**Recorded data:**
........

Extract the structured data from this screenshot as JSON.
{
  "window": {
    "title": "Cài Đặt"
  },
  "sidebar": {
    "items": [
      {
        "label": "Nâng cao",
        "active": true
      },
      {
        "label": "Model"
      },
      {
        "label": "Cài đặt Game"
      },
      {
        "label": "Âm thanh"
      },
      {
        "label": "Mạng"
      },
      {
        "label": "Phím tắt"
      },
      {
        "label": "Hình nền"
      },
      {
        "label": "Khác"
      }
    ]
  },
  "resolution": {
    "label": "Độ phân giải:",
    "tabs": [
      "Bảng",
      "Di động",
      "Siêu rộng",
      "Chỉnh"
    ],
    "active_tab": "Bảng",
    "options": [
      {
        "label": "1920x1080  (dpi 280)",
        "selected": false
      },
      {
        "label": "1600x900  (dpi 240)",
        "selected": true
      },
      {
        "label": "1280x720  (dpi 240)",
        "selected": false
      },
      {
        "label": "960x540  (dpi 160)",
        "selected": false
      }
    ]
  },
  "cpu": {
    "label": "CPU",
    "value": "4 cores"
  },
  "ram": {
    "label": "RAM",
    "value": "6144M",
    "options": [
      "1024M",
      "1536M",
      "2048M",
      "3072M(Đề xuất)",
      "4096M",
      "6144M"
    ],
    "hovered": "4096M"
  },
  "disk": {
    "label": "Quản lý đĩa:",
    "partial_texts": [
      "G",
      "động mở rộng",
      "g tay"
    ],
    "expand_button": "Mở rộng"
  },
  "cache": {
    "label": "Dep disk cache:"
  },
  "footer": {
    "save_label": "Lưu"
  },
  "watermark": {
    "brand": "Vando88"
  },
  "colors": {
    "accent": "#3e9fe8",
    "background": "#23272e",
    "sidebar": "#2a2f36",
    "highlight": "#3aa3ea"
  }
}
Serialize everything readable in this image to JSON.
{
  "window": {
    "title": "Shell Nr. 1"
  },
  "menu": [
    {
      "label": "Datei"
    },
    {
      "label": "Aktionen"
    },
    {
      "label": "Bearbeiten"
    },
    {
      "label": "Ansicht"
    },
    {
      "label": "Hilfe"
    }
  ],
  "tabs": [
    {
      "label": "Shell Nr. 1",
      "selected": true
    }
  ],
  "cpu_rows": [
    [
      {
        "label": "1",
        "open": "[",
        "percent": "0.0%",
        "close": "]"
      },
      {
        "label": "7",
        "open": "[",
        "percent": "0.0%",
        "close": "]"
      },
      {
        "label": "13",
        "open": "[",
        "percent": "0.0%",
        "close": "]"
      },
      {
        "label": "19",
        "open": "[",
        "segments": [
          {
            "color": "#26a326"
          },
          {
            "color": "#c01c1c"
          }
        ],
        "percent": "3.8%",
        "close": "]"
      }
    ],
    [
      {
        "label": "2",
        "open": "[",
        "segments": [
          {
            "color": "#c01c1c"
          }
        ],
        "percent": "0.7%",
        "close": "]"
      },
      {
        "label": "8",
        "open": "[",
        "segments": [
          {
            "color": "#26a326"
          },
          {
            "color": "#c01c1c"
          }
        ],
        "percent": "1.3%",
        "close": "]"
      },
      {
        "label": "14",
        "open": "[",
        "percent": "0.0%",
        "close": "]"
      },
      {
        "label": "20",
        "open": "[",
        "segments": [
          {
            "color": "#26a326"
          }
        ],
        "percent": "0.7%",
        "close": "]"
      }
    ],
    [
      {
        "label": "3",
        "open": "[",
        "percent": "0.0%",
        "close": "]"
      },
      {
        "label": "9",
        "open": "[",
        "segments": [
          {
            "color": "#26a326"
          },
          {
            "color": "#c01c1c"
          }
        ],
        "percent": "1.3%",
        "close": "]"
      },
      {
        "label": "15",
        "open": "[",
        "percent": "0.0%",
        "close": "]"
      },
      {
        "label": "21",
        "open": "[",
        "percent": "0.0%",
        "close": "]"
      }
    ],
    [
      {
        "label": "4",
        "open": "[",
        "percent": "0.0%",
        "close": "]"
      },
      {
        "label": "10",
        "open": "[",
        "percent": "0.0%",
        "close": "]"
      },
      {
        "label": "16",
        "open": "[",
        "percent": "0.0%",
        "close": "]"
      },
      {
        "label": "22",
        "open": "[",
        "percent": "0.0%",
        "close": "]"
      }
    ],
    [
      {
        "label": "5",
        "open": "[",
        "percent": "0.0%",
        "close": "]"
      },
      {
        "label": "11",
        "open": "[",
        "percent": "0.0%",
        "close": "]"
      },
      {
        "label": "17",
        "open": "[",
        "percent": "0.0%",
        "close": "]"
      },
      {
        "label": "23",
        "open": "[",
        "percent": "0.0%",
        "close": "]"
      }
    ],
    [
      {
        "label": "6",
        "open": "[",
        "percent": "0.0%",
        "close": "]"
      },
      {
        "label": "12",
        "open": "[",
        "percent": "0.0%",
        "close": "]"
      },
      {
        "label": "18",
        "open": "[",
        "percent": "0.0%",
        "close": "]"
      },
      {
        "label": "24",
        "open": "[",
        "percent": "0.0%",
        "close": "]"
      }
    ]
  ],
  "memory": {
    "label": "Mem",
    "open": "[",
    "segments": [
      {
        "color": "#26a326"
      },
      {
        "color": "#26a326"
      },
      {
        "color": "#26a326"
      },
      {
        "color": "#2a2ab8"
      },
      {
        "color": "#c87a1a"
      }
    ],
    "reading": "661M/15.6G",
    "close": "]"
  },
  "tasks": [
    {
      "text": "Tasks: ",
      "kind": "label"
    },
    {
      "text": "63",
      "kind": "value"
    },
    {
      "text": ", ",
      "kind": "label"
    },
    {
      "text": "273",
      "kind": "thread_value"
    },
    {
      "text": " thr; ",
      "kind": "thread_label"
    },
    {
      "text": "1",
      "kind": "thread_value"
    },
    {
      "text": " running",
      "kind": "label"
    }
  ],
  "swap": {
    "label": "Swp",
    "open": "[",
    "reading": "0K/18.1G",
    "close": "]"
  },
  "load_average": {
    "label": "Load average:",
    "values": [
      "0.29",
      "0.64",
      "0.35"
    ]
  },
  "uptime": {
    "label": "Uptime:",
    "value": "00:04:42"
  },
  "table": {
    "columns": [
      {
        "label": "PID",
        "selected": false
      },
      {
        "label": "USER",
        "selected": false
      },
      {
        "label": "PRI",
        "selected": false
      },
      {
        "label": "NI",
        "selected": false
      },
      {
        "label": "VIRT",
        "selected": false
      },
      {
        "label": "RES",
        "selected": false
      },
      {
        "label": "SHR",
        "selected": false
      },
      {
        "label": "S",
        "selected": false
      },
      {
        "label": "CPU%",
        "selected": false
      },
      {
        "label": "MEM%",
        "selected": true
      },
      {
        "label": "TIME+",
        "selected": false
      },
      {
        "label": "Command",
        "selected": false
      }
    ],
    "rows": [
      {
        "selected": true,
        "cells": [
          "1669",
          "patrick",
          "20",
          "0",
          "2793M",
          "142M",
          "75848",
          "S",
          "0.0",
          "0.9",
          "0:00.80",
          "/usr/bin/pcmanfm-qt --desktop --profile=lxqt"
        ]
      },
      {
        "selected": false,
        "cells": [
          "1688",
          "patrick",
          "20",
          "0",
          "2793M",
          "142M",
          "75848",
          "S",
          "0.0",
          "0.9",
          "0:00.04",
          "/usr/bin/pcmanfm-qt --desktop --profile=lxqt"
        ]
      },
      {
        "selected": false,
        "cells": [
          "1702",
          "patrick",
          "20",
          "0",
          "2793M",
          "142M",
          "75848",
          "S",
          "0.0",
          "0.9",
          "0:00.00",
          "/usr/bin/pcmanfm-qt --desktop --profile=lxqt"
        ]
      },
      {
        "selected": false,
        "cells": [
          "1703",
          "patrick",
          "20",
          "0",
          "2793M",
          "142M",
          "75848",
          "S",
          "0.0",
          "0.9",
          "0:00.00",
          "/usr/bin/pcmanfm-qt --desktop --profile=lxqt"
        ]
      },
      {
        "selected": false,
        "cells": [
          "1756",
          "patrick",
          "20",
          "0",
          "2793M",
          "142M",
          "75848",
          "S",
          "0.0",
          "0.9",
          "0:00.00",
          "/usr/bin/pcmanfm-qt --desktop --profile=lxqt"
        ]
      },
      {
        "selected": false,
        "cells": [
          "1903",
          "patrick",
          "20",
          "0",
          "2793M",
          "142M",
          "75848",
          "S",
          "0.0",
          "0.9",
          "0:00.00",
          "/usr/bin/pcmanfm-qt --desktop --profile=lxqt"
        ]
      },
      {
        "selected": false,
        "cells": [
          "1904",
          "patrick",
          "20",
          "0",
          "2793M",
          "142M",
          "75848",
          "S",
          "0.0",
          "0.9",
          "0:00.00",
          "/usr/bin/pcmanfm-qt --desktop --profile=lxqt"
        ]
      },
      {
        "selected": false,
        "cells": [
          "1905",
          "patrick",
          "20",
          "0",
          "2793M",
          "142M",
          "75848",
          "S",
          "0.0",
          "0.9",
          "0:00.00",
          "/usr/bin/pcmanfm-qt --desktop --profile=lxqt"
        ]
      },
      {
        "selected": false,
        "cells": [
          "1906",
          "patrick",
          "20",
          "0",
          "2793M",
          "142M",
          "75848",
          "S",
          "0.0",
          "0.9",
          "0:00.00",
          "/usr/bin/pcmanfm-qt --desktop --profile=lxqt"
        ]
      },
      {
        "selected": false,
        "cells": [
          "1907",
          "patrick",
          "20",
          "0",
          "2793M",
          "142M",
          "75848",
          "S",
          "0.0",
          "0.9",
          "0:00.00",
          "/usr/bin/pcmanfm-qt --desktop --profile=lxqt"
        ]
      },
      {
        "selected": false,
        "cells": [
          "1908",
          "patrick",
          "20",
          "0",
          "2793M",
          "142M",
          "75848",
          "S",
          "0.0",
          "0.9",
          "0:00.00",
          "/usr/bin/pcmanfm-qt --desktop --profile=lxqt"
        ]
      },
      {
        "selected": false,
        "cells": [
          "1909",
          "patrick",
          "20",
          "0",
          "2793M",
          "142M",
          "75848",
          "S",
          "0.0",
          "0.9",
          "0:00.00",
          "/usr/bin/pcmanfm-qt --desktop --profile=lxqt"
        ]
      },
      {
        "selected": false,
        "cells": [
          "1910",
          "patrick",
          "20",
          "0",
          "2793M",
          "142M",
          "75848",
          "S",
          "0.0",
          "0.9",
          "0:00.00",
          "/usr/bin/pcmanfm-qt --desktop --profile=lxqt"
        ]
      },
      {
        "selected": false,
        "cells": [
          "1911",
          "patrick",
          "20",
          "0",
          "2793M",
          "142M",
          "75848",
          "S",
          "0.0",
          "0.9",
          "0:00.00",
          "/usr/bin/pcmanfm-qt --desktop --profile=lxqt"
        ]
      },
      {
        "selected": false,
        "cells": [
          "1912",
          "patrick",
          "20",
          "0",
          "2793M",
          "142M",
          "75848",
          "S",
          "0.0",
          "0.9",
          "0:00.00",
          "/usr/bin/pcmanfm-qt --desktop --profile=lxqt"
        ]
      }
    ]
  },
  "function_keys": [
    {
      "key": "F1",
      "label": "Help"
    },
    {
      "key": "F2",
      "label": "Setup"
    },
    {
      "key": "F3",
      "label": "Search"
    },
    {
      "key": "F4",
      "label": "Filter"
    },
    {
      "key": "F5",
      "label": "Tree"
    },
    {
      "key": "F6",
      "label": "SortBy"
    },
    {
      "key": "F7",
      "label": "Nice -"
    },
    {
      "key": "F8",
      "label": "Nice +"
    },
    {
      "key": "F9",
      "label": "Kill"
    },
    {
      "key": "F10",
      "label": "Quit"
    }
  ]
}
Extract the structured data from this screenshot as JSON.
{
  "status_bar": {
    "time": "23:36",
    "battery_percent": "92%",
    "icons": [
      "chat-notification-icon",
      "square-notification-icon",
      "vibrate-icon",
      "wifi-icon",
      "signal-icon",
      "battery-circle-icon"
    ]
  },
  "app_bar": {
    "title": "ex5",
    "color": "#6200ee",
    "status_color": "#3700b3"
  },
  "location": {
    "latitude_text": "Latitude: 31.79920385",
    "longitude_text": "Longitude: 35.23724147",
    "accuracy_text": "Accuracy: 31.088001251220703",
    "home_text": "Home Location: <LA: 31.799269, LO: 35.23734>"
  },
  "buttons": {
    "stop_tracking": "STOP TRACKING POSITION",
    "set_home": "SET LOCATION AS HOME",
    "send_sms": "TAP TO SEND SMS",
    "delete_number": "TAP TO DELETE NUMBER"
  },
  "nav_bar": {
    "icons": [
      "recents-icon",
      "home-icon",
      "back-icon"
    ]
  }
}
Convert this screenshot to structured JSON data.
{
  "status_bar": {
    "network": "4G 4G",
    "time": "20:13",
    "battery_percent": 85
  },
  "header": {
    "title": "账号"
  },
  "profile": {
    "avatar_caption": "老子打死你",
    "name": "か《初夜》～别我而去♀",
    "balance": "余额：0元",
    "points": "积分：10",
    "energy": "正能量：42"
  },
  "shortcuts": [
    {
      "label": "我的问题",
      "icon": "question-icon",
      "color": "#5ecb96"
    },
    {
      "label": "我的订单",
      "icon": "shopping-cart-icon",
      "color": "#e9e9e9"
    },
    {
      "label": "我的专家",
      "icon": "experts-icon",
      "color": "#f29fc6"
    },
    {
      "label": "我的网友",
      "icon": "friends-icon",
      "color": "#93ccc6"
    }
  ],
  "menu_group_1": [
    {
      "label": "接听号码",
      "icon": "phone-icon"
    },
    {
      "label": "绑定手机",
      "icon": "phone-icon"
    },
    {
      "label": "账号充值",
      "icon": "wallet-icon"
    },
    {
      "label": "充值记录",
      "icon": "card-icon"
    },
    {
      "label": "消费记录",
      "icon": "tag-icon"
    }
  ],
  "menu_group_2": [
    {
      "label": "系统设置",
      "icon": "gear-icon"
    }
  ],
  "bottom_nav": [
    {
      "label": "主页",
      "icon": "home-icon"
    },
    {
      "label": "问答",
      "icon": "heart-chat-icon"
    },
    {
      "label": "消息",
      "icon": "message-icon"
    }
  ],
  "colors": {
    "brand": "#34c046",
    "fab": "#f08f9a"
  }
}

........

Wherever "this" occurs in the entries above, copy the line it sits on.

Extract the structured data from this screenshot as JSON.
Serialize everything readable in this image to JSON.
Extract the structured data from this screenshot as JSON.
Convert this screenshot to structured JSON data.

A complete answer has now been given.